:: Source records

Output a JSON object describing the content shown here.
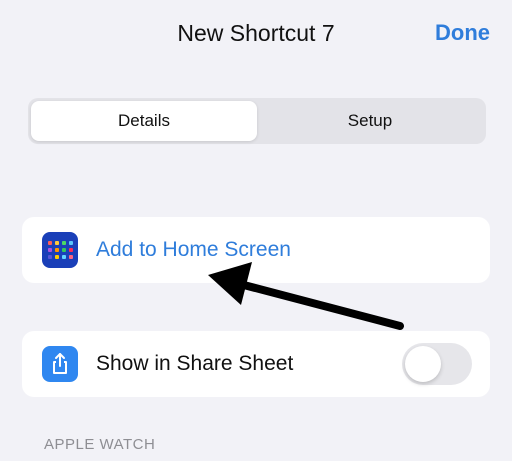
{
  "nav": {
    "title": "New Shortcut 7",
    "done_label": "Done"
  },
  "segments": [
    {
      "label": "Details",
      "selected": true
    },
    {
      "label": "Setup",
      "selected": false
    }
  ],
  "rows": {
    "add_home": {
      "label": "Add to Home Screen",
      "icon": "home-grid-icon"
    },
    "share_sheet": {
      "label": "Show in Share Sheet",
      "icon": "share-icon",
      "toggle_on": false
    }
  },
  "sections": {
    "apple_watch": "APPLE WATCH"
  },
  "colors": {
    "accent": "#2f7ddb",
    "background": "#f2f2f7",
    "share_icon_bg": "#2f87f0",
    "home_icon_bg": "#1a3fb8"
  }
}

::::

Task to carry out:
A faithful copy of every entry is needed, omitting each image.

Solution to this problem:
Output a JSON object describing the content shown here.
{
  "nav": {
    "title": "New Shortcut 7",
    "done_label": "Done"
  },
  "segments": [
    {
      "label": "Details",
      "selected": true
    },
    {
      "label": "Setup",
      "selected": false
    }
  ],
  "rows": {
    "add_home": {
      "label": "Add to Home Screen",
      "icon": "home-grid-icon"
    },
    "share_sheet": {
      "label": "Show in Share Sheet",
      "icon": "share-icon",
      "toggle_on": false
    }
  },
  "sections": {
    "apple_watch": "APPLE WATCH"
  },
  "colors": {
    "accent": "#2f7ddb",
    "background": "#f2f2f7",
    "share_icon_bg": "#2f87f0",
    "home_icon_bg": "#1a3fb8"
  }
}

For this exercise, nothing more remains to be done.